By Dian Fuller
Everyone wants to alter their fitness and health behaviors. Why then is the first step so challenging?
What prevents us?
primarily our minds Simple inertia, a fundamental tenet of physics, is one issue. Unless and until an outside force acts against a body, it tends to stay in its state of rest. It requires energy to move through inertia. But the brain stores energy. They require that jolt from an outside factor, such as a vicious dog closing up on us, an impending family gathering or trip, terrible news from the doctor, or an impending family reunion or vacation.
Our brains' affinity for storytelling is another issue. Stories can be helpful at times, such as when they explain events or inspire us. However, from what my customers have told me, their health and fitness journeys are more frequently filled with unanswered, frightening questions: Will my buddies who didn't get in better shape lose them if I do? Do I have a right to success? What if my health improves but my partner's doesn't? If my spouse won't let me eat healthier, how can I? What I consume won't be appealing to my family. How will I get along? How will it make me feel to gain a lot of attention if I change how I look? Who are these new admirers, exactly? Why didn't they listen to me earlier? The most important one is: What if I fail?

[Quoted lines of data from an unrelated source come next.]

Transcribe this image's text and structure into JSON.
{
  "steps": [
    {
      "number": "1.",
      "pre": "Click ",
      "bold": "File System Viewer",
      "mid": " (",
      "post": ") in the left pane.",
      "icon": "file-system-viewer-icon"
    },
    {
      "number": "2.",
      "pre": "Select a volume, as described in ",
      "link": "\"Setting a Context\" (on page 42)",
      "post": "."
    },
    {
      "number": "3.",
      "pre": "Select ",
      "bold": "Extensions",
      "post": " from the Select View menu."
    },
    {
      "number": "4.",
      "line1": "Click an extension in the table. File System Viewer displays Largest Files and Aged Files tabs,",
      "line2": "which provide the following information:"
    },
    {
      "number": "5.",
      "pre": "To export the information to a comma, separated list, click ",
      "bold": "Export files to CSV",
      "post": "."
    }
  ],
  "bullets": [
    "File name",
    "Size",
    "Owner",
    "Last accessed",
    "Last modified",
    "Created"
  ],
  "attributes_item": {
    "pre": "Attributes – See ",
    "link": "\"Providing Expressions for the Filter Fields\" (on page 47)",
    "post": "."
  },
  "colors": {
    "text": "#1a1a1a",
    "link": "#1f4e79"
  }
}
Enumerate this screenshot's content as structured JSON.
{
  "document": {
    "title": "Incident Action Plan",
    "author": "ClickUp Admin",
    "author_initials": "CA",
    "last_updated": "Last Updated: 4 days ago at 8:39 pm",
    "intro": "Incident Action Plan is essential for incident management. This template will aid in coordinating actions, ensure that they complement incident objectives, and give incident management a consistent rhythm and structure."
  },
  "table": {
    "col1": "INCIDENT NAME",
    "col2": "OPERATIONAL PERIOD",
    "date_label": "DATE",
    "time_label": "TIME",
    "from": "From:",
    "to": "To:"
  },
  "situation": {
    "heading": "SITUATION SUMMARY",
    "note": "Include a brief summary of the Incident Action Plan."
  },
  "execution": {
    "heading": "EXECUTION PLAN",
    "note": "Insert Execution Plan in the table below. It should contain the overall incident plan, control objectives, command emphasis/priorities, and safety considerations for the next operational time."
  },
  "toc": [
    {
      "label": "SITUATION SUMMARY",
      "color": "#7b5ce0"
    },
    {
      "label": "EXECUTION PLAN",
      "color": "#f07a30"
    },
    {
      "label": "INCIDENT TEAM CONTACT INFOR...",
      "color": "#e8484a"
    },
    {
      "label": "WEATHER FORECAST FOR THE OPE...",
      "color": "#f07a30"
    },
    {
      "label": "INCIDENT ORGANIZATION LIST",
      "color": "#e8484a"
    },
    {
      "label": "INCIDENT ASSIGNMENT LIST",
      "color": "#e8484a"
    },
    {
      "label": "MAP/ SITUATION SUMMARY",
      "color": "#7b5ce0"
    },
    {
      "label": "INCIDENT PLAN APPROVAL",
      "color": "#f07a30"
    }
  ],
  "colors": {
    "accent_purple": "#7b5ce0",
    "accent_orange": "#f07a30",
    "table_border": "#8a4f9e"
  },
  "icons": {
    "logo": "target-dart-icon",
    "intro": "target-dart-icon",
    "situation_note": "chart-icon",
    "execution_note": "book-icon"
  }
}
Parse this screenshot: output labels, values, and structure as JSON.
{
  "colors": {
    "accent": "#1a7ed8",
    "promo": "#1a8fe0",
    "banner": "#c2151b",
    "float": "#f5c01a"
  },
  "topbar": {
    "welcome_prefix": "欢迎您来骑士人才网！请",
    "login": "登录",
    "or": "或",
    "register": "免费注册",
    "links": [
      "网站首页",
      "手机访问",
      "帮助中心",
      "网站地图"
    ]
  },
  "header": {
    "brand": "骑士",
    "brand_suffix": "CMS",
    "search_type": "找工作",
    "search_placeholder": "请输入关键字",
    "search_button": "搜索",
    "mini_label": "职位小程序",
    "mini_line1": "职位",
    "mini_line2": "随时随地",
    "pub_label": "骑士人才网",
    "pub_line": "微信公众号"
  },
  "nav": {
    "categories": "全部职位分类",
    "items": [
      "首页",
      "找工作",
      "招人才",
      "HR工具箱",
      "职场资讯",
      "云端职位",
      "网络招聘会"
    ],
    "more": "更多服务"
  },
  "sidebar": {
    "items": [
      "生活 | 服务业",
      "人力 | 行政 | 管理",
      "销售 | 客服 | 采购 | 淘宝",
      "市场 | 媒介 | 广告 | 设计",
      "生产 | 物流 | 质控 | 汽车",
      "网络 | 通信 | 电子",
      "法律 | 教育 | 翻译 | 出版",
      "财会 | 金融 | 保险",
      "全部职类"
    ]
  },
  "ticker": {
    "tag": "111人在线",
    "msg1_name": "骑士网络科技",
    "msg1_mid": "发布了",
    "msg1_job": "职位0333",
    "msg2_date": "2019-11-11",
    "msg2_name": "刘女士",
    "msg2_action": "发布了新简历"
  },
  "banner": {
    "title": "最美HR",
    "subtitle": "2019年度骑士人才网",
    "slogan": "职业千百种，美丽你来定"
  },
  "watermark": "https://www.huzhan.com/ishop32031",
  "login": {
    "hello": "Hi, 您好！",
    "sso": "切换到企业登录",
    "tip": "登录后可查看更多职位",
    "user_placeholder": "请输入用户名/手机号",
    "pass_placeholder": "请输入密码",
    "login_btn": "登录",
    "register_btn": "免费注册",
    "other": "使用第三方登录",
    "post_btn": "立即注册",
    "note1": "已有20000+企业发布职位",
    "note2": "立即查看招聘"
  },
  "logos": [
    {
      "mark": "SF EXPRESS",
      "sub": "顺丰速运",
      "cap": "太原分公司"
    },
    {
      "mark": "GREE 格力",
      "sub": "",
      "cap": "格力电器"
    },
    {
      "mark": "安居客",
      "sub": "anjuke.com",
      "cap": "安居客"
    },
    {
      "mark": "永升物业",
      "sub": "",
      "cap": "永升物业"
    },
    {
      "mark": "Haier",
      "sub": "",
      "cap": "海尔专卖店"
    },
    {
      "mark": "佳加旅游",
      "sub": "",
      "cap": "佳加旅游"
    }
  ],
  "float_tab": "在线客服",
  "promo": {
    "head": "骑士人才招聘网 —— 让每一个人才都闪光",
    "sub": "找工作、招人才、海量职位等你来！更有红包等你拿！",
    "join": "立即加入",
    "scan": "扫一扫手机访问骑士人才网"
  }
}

Believe me, the brain remembers every failure. A portion of your brain that guards you from poisonous berries and dark alleyways will activate and look for previous failures in the database. If it does, it will make every effort to stop you before you begin, even if it means keeping those extra 40 pounds and getting a pre-diabetes diagnosis. The brain is unconcerned. Until you get back in your chair, it will keep reminding you of your past mistakes (ever had buyer's remorse?). or never stand up.
What can we do to overcome the force field of our brains? Remembering that most of our fears are imaginary may be the finest thing we can do for ourselves. False expectations x fear seeming genuine. We begin making up fictitious narratives about future difficulties and ensuing failures. And with every new terrifying circumstance, we keep revising the story.
What can we do in this regard?
Try making up a separate story for yourself. Self-talk is actual and crucial. Support is also important. As my clients inform me six months after joining our team, “Why did I assume that? This is genuinely enjoyable!” Your brain is a story lover. So why not put that information to good use? What would life be like if you aced this, you could ask yourself? then on to write from there…